3. If the “evil” of our sin has brought the “good” of the Gospel — why does God condemn us? If God’s righteousness is seen more clearly because of our unrighteousness — is God unjust to bring His wrath on us? After all, if - as you say Paul - everything up to know has proved that we all - Gentile and Jew, with or without the Law - are sinners, and this has brought the Good of Christ as part of the Sovereign plan of God - haven't we helped bring the Good of Christ? This is very close to fitting in with the whole "God created evil" logic of folks who say that we are not responsible, or God is not Good, because of the existence of evil. Therefore, God has no grounds to judge humans because he brought the evil on Himself. Paul's answer is, of course, that we are responsible, that God is not evil, and that therefore He has the position to judge us. [See this series]. Paul covers this topic more in Chapter 9 as well.
4. If my sin (“falsehood”) reveals God’s truthfulness and increases His glory — why would God condemn me as a sinner? Of course, very similiar to question #3 - except that is is about falsehood and truthfulness instead righteousness and unrighteousness.
Carl mentioned in an earlier message that Romans 1-3 are like the black cloth that jewelers use as a backdrop when they display diamonds. The dark background elevates the glory of the stone. Here the question is: if my dark background elevates the Glory of God and helps His purposes - why take it out on the "poor dark cloth"? Carl says, rightly, that his is ludicrous, stupid, [pick your adjective]. He says he has 3 sons, and it would be like him saying that he loves it when his sons do wrong, because it makes him (Carl) look good.

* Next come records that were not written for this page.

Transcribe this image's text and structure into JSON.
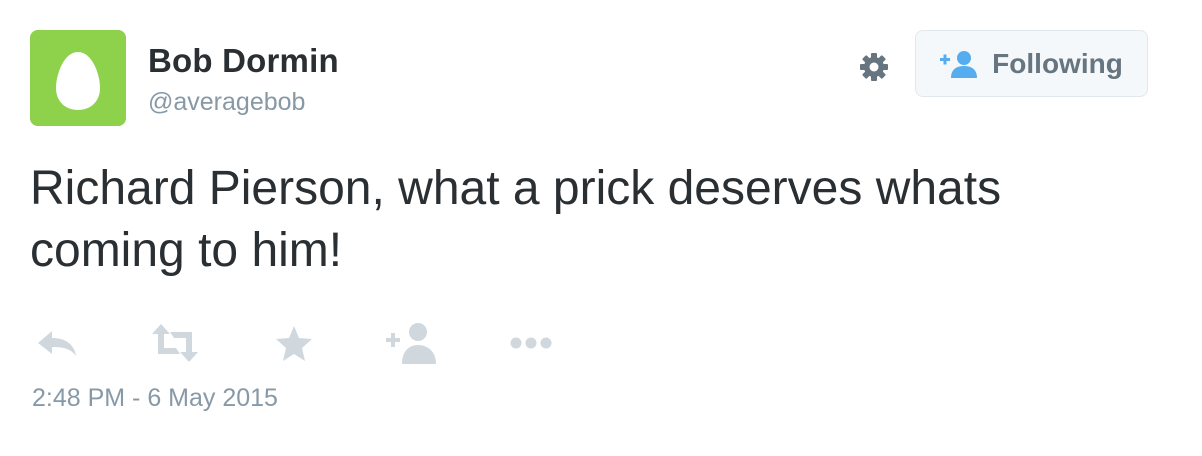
{
  "user": {
    "name": "Bob Dormin",
    "handle": "@averagebob",
    "avatar_color": "#8ed24b",
    "avatar_icon": "egg-avatar-icon"
  },
  "header": {
    "settings_icon": "gear-icon",
    "follow_button": {
      "label": "Following",
      "icon": "follow-person-icon",
      "icon_color": "#55acee"
    }
  },
  "tweet": {
    "text": "Richard Pierson, what a prick deserves whats coming to him!",
    "timestamp": "2:48 PM - 6 May 2015"
  },
  "actions": [
    {
      "name": "reply",
      "icon": "reply-icon"
    },
    {
      "name": "retweet",
      "icon": "retweet-icon"
    },
    {
      "name": "favorite",
      "icon": "star-icon"
    },
    {
      "name": "follow",
      "icon": "add-person-icon"
    },
    {
      "name": "more",
      "icon": "more-dots-icon"
    }
  ],
  "colors": {
    "text": "#292f33",
    "muted": "#8899a6",
    "action_icon": "#d0d8de",
    "accent": "#55acee"
  }
}
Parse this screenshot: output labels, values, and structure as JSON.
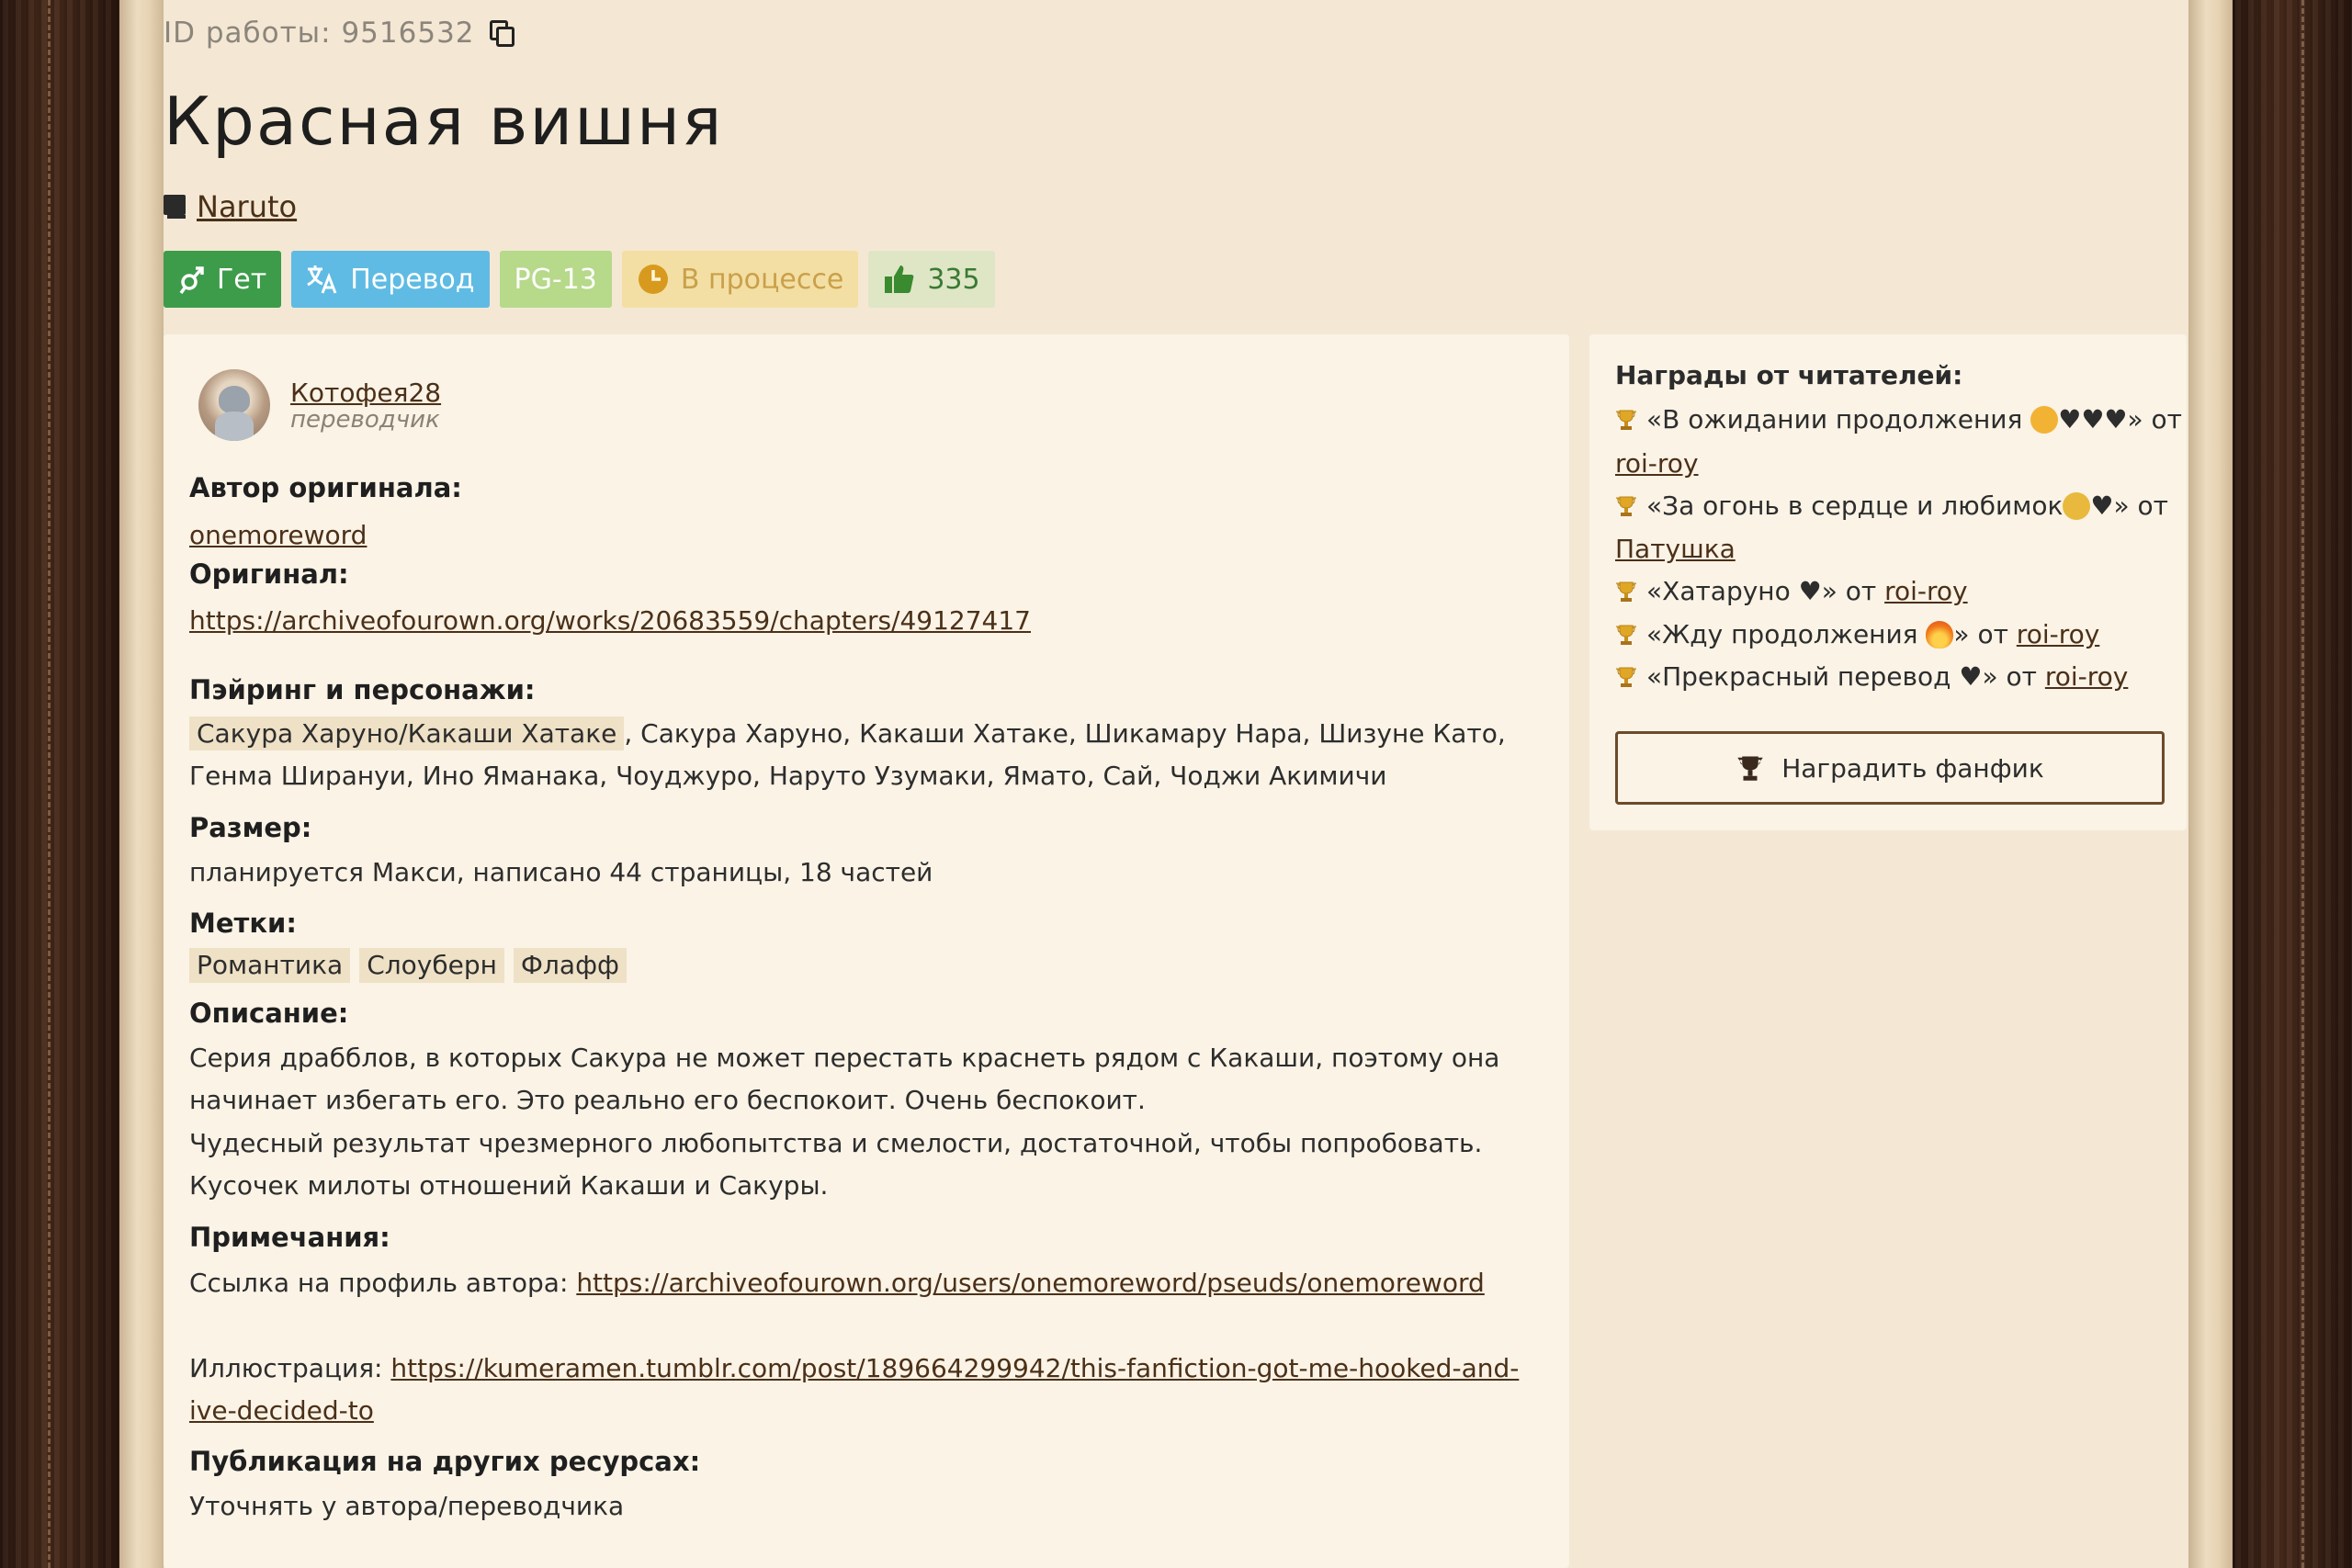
{
  "work": {
    "id_label": "ID работы: 9516532",
    "title": "Красная вишня",
    "fandom": "Naruto"
  },
  "badges": {
    "direction": "Гет",
    "type": "Перевод",
    "rating": "PG-13",
    "status": "В процессе",
    "likes": "335"
  },
  "colors": {
    "direction_badge": "#3d9c4a",
    "translate_badge": "#5fbbe3",
    "rating_badge": "#b6d98a",
    "status_badge": "#f3dfa4",
    "likes_badge": "#dfe6c6",
    "link": "#4b3018"
  },
  "author": {
    "name": "Котофея28",
    "role": "переводчик"
  },
  "details": {
    "original_author_label": "Автор оригинала:",
    "original_author": "onemoreword",
    "original_label": "Оригинал:",
    "original_url": "https://archiveofourown.org/works/20683559/chapters/49127417",
    "pairing_label": "Пэйринг и персонажи:",
    "pairing_main": "Сакура Харуно/Какаши Хатаке",
    "characters_line1": ", Сакура Харуно, Какаши Хатаке, Шикамару Нара, Шизуне Като,",
    "characters_line2": "Генма Ширануи, Ино Яманака, Чоуджуро, Наруто Узумаки, Ямато, Сай, Чоджи Акимичи",
    "size_label": "Размер:",
    "size_value": "планируется Макси, написано 44 страницы, 18 частей",
    "tags_label": "Метки:",
    "tags": [
      "Романтика",
      "Слоуберн",
      "Флафф"
    ],
    "description_label": "Описание:",
    "description_lines": [
      "Серия драбблов, в которых Сакура не может перестать краснеть рядом с Какаши, поэтому она",
      "начинает избегать его. Это реально его беспокоит. Очень беспокоит.",
      "Чудесный результат чрезмерного любопытства и смелости, достаточной, чтобы попробовать.",
      "Кусочек милоты отношений Какаши и Сакуры."
    ],
    "notes_label": "Примечания:",
    "notes_profile_prefix": "Ссылка на профиль автора: ",
    "notes_profile_url": "https://archiveofourown.org/users/onemoreword/pseuds/onemoreword",
    "notes_illustration_prefix": "Иллюстрация: ",
    "notes_illustration_url_1": "https://kumeramen.tumblr.com/post/189664299942/this-fanfiction-got-me-hooked-and-",
    "notes_illustration_url_2": "ive-decided-to",
    "publication_label": "Публикация на других ресурсах:",
    "publication_value": "Уточнять у автора/переводчика"
  },
  "awards": {
    "title": "Награды от читателей:",
    "items": [
      {
        "text": "«В ожидании продолжения ",
        "emoji": "smiling-face",
        "suffix": "♥♥♥» от",
        "from": "roi-roy"
      },
      {
        "text": "«За огонь в сердце и любимок",
        "emoji": "worried-face",
        "suffix": "♥» от",
        "from": "Патушка"
      },
      {
        "text": "«Хатаруно ♥» от ",
        "from": "roi-roy"
      },
      {
        "text": "«Жду продолжения ",
        "emoji": "fire",
        "suffix": "» от ",
        "from": "roi-roy"
      },
      {
        "text": "«Прекрасный перевод ♥» от ",
        "from": "roi-roy"
      }
    ],
    "button_label": "Наградить фанфик"
  }
}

No father thinks like that.
It also is connected to the idea that we are somehow puppets - doing right and wrong at God's Will; and therefore without blame when we do wrong because it is just part of God's overall plan. Indeed, Paul takes it to the extreme, and reports on folks who misread him as saying we should actually sin more so that God's Glory can increase. This nonsense will be covered in Chapter 6
All of the themes of the first three chapters are going to be explored in greater detail later in the letter. Carl compares it to the overture of a symphony - where the themes of the overall work are touched on and expanded on later.
Next: 3:9-20 -- "The Biggest Problem in the World"